Sunday, the Hoosiers (to my mind, at least), took a significant step forward to alleviating a lot of the obvious concerns about them as a whole. Last night, they continued that pattern, albeit in a flawed loss. That progress — think how bad they looked the first game against Wisconsin — should be the story. But as I sit and write this, attempting to write about what’s happening on the floor reeks of blind fandom. It feels like ignoring the giant elephant in the room. Be positive! Think good thoughts! Talk about basketball! Easier said than done.

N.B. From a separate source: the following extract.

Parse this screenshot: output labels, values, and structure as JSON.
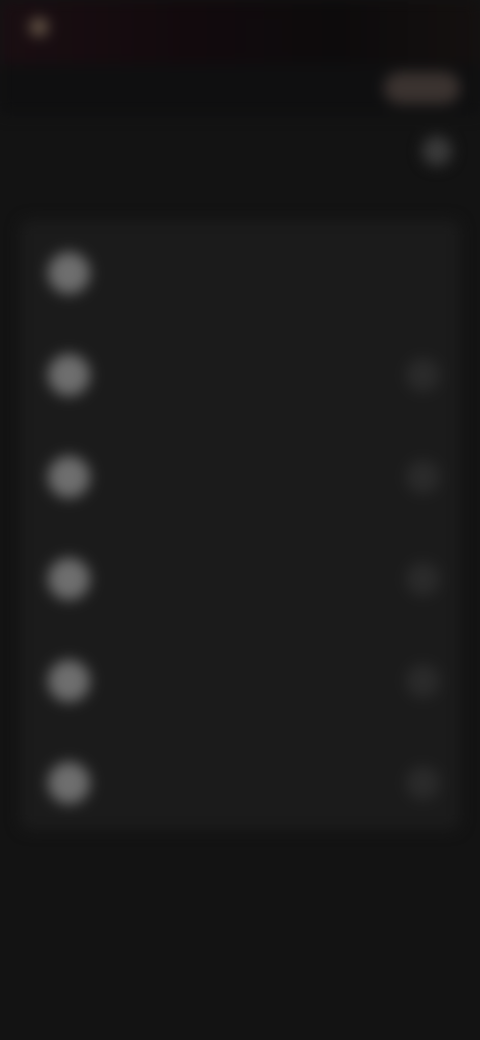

And that’s the problem. It’s not the sanctions themselves — we’re all adults here, and we can get over it. Kelvin Sampson getting fired? C’est la vie. Life goes on. Another lost scholarship? Sucks, but it’s not devastating. Kent Benson getting all worked into a froth again? Not exactly newsworthy.
No, the problem is that because of Kelvin Sampson’s utter stupidity, enjoying the game for what it is in its rawest, purest form — a group of almost-student-athletes competing with their school’s name on their shirts — is now impossible. Watching this team develop into a tournament contender is ruined. Our expression of basketball fandom is tainted. To paraphrase Christopher Hitchens, sanctions poison everything. That’s not fair to D.J. White and Eric Gordon and Armon Bassett and the rest, and it’s not fair to us.
It took a while for the Hoosiers to pull away in this one — thanks to Northwestern’s back cuts and three-point shooting — but with around eight minutes to go, Eric Gordon hit a few shots, D.J. White chipped in some free throws and that was that: 75-63, IU wins. For the afternoon Gordon had 29 points — 18 of which came on three-point baskets. White racked up his fourteenth double-double with 26 points and 13 boards. Craig Moore led the Wildcats with 17 points.
It also helped that IU went to a zone in the second half, negating some of Northwestern’s nifty screening and cutting. At one point, Northwestern didn’t notch a field goal for just about eight minutes. Kyle Taber got the start at the four for the Hoosiers and saw some considerable playing time. (Clearly, Kelvin Sampson — like many of us — is realizing the Mike White/DeAndre Thomas/Lance Stemler combo has been lackluster as of late.)
Though Taber saw considerable playing time, he was just sort of, well, there. He didn’t do anything particularly notable. He didn’t do anything particularly awful, either. (Although, I do remember an errant pass for a turnover in the second half.) It was nice to see Sampson try something else there, even if it wasn’t quite the answer. Taber does have size and if he can play some defense — which he seemed somewhat capable of today — it might be another serviceable option for IU as the season progresses.
Our guy A.J. Ratliff saw the floor for a good stretch this afternoon as well, but it’s clear his shot just isn’t there yet this season. He attempted six threes and only hit one.
Oh and since we’ve all been rather critical of Sampson, his offensive schemes and the way this team has played this year, I highly recommend you read Chris Korman’s article from today. Sampson responded to a lot of that criticism yesterday. (One thing I’ll say: Sampson was able to maximize the talent on last year’s squad: they played well together. Why he hasn’t been able to do that for this year’s team, well, I don’t know. But we’re eight game deep in the Big Ten season, he better figure it out soon.)
The Hoosiers are now 18-3 on the season and 7-1 in the Big Ten. They play Illinois on Thursday night in Champaign, Ill.